I Hear You

I used to be uncomfortable whenever there was a lull in a conversation. I used to jump in and fill it with ANYTHING rather than just let any silence be there.

I am noticing that I am a lot more comfortable with silence now.

I am learning how powerful it is.

When someone stops talking and I don’t jump right in with a response, but instead just let there be a gap of nothing for awhile, weird shit happens.

Either the other person gets really quiet and seems to listen to the startling echo of what they just said.

OR:

They rush right in and stuff the uncomfortable gap with a wad of verbal padding.

I used to be a verbal padder. Now I am becoming more of an echo appreciator.

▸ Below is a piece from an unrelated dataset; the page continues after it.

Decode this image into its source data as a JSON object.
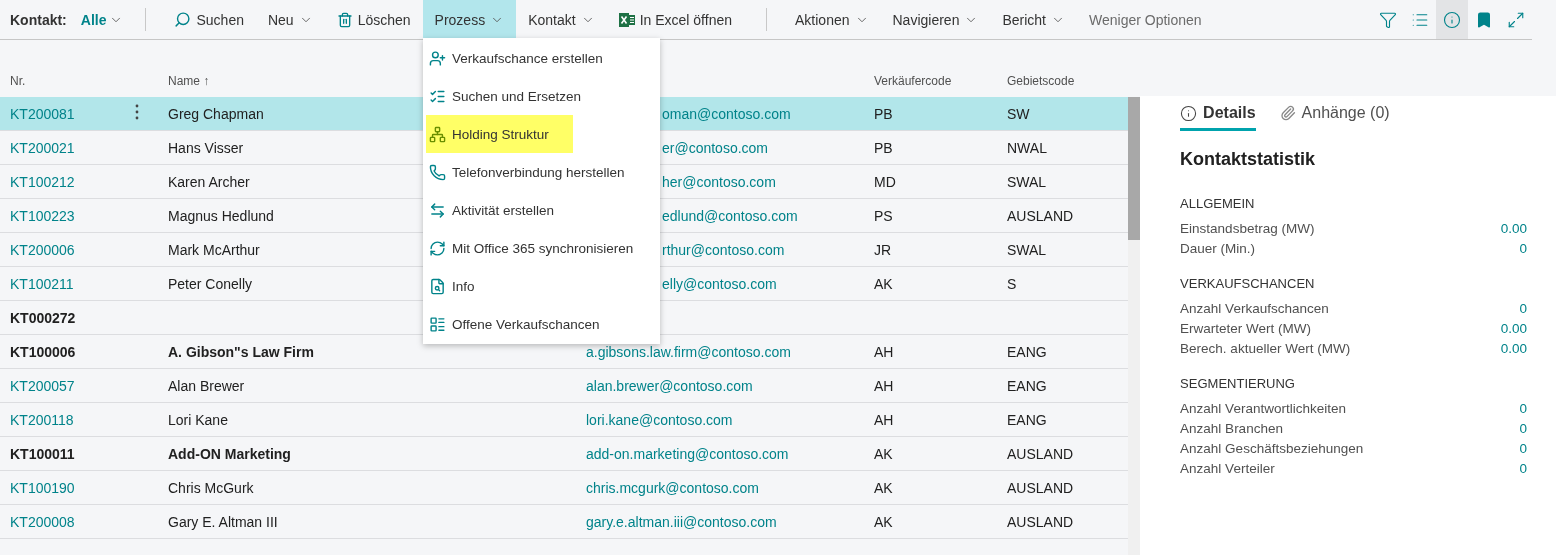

Today I found myself telling a friend about this blog, and how I have been  blogging since Ash Wednesday and have kept it going, daily, up to this point, and today is my 100th consecutive post.

As I was talking, he was eating, and seemed more absorbed in his food than my narrative. I got the feeling my story was tiresome to him, but I felt powerless to stop it now that I had started it. I needed it to end, yet I prattled on, wondering why I had even started down this path.

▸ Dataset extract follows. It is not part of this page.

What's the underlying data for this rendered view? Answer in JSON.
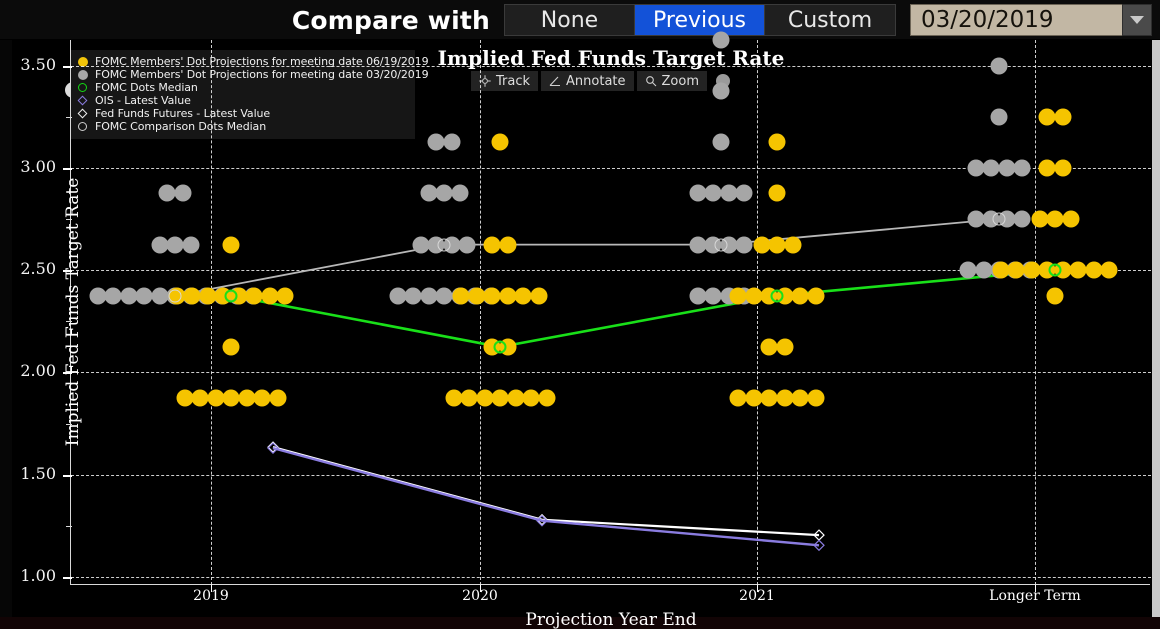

I wanted so desperately to stop, mid-sentence, and  let the whole narrative die, but I couldn’t seem to stop myself.

When I finally finished, I wanted some silence to happen. But it didn’t.

Instead, he jumped right in, changed the subject, and flew off in another direction.

Some conversations could really benefit from air traffic control.

 

“Have You Always Been This Way?”

I assumed (and hoped) he meant friendly, open, interested, and together.

He stopped me as I was walking Boomer on campus. He wanted to know how big this place was.

He said he had been lured off the highway to come and explore. He just couldn’t get over how beautiful this area was.

He was driving from Pittsburgh to Harrisburg. He stopped in Bath to ride his bike for a few hours. He wasn’t in a big hurry. He was listening to Eckhart Tolle CDs as he drove.

He asked me what I did here (in Mansfield) and I told him. We talked about a whole number of things, he sitting in his car, me, dealing with Boomer who wanted to WALK, GODDAMIT!

The conversation was simple and easy and light and friendly. I felt a real sympatico connection with this fellow just passing through, stopping to check out this crazy little college in the middle of nowhere.

Earlier in the evening I had the polar opposite experience. I found myself trying to find some common ground with an extremely tense person who thoughts boinged  from thing to thing like a pinball.

I wondered to myself: Have you always been this way? meaning: tense, overly talkative, guarded and defensive?

 

When the “accidental tourist” man asked me if I have always been this way we had just had 20 minutes of an easy-breezy, open-hearted, back and forth dialogue about the environment and yoga and his children and mine and India and travel.

It was fun, and both of us said so as we said goodbye.

I think a lot about “vibe” and I am supersensitive to the vibe of all the beings I encounter in a day. I always hope my vibe comes across clear and strong and positive and amped.

To his question, “No, I haven’t always been this way.”

But I’ve been this way for quite a while, at least as long, or longer than I’ve been any other way.

And that thought made me feel happy tonight as Boomer and I traversed the rest of campus on our walk this gentle May evening.

Namaste, Brian. I really enjoyed our conversation.